-- Required action --
Please return the whole listing. Keep each line exactly the same.

════

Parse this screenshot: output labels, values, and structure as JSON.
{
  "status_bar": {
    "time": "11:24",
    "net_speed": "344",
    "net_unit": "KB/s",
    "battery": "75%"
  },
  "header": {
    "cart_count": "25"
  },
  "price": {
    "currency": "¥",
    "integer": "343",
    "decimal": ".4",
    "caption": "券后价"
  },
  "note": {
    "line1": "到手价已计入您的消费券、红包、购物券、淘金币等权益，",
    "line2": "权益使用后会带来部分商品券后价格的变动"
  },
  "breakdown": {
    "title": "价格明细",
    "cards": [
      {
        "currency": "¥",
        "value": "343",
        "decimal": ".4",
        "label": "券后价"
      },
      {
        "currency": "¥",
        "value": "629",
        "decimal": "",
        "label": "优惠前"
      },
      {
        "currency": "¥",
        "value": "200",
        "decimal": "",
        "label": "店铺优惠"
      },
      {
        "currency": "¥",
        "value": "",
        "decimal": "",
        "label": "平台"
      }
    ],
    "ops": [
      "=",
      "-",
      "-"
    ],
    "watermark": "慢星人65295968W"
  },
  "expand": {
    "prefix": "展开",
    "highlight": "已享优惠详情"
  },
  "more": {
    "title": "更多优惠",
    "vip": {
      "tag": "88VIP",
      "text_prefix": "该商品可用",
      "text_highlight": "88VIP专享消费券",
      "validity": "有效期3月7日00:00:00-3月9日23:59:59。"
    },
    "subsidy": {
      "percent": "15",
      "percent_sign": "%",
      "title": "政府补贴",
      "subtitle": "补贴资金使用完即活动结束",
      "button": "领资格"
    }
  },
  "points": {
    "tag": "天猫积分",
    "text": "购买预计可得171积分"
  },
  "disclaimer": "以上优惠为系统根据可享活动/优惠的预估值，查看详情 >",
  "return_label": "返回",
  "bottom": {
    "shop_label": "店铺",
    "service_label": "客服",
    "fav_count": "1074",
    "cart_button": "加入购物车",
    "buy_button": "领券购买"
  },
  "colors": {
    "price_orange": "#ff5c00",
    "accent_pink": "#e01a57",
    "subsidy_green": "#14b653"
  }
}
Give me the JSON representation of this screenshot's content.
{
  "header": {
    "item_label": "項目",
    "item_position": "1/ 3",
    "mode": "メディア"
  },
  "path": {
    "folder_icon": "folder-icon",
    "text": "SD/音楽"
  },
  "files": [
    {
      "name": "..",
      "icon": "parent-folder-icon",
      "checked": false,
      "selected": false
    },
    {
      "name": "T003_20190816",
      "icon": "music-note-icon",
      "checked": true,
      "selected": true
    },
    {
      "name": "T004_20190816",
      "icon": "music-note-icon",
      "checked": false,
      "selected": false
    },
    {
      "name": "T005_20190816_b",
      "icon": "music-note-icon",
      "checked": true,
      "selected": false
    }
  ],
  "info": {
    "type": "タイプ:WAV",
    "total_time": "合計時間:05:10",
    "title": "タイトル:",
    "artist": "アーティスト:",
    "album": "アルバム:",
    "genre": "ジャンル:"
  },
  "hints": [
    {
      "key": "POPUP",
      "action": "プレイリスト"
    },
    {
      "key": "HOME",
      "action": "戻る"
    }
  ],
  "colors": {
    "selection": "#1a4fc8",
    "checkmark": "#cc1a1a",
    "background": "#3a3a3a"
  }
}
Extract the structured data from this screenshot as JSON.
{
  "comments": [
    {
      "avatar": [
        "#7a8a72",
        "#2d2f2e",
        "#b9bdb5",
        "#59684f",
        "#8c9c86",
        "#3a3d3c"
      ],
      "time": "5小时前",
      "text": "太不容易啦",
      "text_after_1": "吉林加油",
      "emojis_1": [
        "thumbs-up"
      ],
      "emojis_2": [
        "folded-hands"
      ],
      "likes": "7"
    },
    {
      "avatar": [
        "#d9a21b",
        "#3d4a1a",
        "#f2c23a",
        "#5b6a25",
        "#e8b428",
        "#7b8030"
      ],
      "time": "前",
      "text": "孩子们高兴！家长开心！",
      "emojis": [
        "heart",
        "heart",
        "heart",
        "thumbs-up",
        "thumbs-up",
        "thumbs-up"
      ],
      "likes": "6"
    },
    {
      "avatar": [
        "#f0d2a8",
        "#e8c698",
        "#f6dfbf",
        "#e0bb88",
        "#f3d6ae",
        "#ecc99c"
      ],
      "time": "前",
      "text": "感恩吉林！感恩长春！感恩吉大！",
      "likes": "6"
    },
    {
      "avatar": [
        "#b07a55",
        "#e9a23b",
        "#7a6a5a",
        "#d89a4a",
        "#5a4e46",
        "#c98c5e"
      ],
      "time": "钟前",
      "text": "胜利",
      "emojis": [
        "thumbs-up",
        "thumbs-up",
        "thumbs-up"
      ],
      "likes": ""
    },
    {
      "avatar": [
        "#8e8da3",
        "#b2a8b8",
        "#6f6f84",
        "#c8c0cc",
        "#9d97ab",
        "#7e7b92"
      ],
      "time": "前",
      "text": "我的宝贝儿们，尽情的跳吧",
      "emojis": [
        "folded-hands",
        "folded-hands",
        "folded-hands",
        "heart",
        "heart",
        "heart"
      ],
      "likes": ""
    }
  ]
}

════

-- Task answer --
Parse this screenshot: output labels, values, and structure as JSON.
{
  "status_bar": {
    "time": "11:24",
    "net_speed": "344",
    "net_unit": "KB/s",
    "battery": "75%"
  },
  "header": {
    "cart_count": "25"
  },
  "price": {
    "currency": "¥",
    "integer": "343",
    "decimal": ".4",
    "caption": "券后价"
  },
  "note": {
    "line1": "到手价已计入您的消费券、红包、购物券、淘金币等权益，",
    "line2": "权益使用后会带来部分商品券后价格的变动"
  },
  "breakdown": {
    "title": "价格明细",
    "cards": [
      {
        "currency": "¥",
        "value": "343",
        "decimal": ".4",
        "label": "券后价"
      },
      {
        "currency": "¥",
        "value": "629",
        "decimal": "",
        "label": "优惠前"
      },
      {
        "currency": "¥",
        "value": "200",
        "decimal": "",
        "label": "店铺优惠"
      },
      {
        "currency": "¥",
        "value": "",
        "decimal": "",
        "label": "平台"
      }
    ],
    "ops": [
      "=",
      "-",
      "-"
    ],
    "watermark": "慢星人65295968W"
  },
  "expand": {
    "prefix": "展开",
    "highlight": "已享优惠详情"
  },
  "more": {
    "title": "更多优惠",
    "vip": {
      "tag": "88VIP",
      "text_prefix": "该商品可用",
      "text_highlight": "88VIP专享消费券",
      "validity": "有效期3月7日00:00:00-3月9日23:59:59。"
    },
    "subsidy": {
      "percent": "15",
      "percent_sign": "%",
      "title": "政府补贴",
      "subtitle": "补贴资金使用完即活动结束",
      "button": "领资格"
    }
  },
  "points": {
    "tag": "天猫积分",
    "text": "购买预计可得171积分"
  },
  "disclaimer": "以上优惠为系统根据可享活动/优惠的预估值，查看详情 >",
  "return_label": "返回",
  "bottom": {
    "shop_label": "店铺",
    "service_label": "客服",
    "fav_count": "1074",
    "cart_button": "加入购物车",
    "buy_button": "领券购买"
  },
  "colors": {
    "price_orange": "#ff5c00",
    "accent_pink": "#e01a57",
    "subsidy_green": "#14b653"
  }
}
Give me the JSON representation of this screenshot's content.
{
  "header": {
    "item_label": "項目",
    "item_position": "1/ 3",
    "mode": "メディア"
  },
  "path": {
    "folder_icon": "folder-icon",
    "text": "SD/音楽"
  },
  "files": [
    {
      "name": "..",
      "icon": "parent-folder-icon",
      "checked": false,
      "selected": false
    },
    {
      "name": "T003_20190816",
      "icon": "music-note-icon",
      "checked": true,
      "selected": true
    },
    {
      "name": "T004_20190816",
      "icon": "music-note-icon",
      "checked": false,
      "selected": false
    },
    {
      "name": "T005_20190816_b",
      "icon": "music-note-icon",
      "checked": true,
      "selected": false
    }
  ],
  "info": {
    "type": "タイプ:WAV",
    "total_time": "合計時間:05:10",
    "title": "タイトル:",
    "artist": "アーティスト:",
    "album": "アルバム:",
    "genre": "ジャンル:"
  },
  "hints": [
    {
      "key": "POPUP",
      "action": "プレイリスト"
    },
    {
      "key": "HOME",
      "action": "戻る"
    }
  ],
  "colors": {
    "selection": "#1a4fc8",
    "checkmark": "#cc1a1a",
    "background": "#3a3a3a"
  }
}
Extract the structured data from this screenshot as JSON.
{
  "comments": [
    {
      "avatar": [
        "#7a8a72",
        "#2d2f2e",
        "#b9bdb5",
        "#59684f",
        "#8c9c86",
        "#3a3d3c"
      ],
      "time": "5小时前",
      "text": "太不容易啦",
      "text_after_1": "吉林加油",
      "emojis_1": [
        "thumbs-up"
      ],
      "emojis_2": [
        "folded-hands"
      ],
      "likes": "7"
    },
    {
      "avatar": [
        "#d9a21b",
        "#3d4a1a",
        "#f2c23a",
        "#5b6a25",
        "#e8b428",
        "#7b8030"
      ],
      "time": "前",
      "text": "孩子们高兴！家长开心！",
      "emojis": [
        "heart",
        "heart",
        "heart",
        "thumbs-up",
        "thumbs-up",
        "thumbs-up"
      ],
      "likes": "6"
    },
    {
      "avatar": [
        "#f0d2a8",
        "#e8c698",
        "#f6dfbf",
        "#e0bb88",
        "#f3d6ae",
        "#ecc99c"
      ],
      "time": "前",
      "text": "感恩吉林！感恩长春！感恩吉大！",
      "likes": "6"
    },
    {
      "avatar": [
        "#b07a55",
        "#e9a23b",
        "#7a6a5a",
        "#d89a4a",
        "#5a4e46",
        "#c98c5e"
      ],
      "time": "钟前",
      "text": "胜利",
      "emojis": [
        "thumbs-up",
        "thumbs-up",
        "thumbs-up"
      ],
      "likes": ""
    },
    {
      "avatar": [
        "#8e8da3",
        "#b2a8b8",
        "#6f6f84",
        "#c8c0cc",
        "#9d97ab",
        "#7e7b92"
      ],
      "time": "前",
      "text": "我的宝贝儿们，尽情的跳吧",
      "emojis": [
        "folded-hands",
        "folded-hands",
        "folded-hands",
        "heart",
        "heart",
        "heart"
      ],
      "likes": ""
    }
  ]
}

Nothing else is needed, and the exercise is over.